--- START ---

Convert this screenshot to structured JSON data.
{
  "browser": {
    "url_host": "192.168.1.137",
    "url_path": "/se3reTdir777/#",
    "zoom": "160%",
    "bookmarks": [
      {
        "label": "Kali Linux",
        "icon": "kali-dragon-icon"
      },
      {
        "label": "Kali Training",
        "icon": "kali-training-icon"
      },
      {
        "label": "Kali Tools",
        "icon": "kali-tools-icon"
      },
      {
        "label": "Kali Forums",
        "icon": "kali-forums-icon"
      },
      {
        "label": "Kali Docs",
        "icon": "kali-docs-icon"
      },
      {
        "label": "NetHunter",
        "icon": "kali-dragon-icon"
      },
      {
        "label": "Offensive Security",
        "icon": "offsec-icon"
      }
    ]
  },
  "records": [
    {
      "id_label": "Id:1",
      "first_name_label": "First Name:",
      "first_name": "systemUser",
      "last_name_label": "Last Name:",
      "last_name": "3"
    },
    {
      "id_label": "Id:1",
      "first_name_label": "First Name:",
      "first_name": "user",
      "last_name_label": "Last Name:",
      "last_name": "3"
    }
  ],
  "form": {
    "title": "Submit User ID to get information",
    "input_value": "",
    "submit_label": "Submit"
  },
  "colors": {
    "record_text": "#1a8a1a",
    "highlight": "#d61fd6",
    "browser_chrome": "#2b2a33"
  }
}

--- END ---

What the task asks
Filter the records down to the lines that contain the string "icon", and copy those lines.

Solution for this problem
        "icon": "kali-dragon-icon"
        "icon": "kali-training-icon"
        "icon": "kali-tools-icon"
        "icon": "kali-forums-icon"
        "icon": "kali-docs-icon"
        "icon": "kali-dragon-icon"
        "icon": "offsec-icon"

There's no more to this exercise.